# Exercise data:
·····

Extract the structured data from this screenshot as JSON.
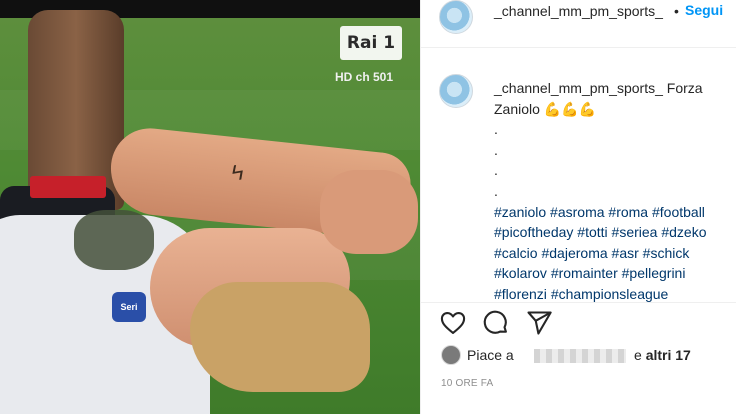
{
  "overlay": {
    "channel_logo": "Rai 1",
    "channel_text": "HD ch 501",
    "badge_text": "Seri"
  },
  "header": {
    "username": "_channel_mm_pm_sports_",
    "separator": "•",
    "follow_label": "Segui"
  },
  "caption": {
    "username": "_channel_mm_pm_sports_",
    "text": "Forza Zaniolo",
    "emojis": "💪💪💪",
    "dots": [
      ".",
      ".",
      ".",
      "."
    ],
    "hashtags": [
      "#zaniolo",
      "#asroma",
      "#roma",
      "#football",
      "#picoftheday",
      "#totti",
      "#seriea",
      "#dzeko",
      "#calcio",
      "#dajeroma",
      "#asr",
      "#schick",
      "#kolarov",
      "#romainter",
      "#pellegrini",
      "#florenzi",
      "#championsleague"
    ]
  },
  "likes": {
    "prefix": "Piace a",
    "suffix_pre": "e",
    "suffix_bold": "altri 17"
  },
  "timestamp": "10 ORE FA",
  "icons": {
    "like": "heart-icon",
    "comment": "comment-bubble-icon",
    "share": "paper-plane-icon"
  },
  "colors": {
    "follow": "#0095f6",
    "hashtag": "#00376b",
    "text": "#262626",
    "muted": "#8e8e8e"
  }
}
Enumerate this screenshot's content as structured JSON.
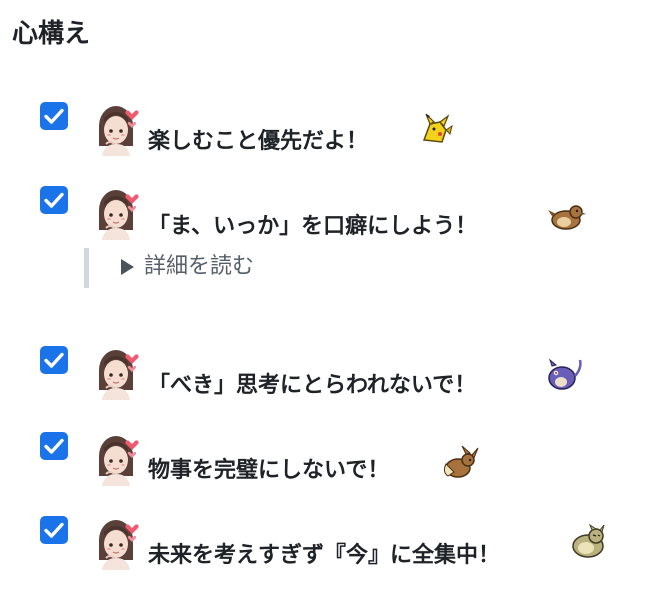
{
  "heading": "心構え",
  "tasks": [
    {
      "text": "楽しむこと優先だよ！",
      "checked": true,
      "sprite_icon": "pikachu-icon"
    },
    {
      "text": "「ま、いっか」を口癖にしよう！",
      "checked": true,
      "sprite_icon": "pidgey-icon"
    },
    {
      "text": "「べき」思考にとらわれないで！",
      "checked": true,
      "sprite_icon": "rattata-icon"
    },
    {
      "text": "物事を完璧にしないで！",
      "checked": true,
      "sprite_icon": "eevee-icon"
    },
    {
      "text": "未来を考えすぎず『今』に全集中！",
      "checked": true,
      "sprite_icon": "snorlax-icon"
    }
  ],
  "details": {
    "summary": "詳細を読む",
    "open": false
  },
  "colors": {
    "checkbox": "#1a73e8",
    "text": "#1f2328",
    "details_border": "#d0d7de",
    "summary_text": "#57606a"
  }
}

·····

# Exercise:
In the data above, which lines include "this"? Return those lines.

# Task result:
Extract the structured data from this screenshot as JSON.
Enumerate this screenshot's content as structured JSON.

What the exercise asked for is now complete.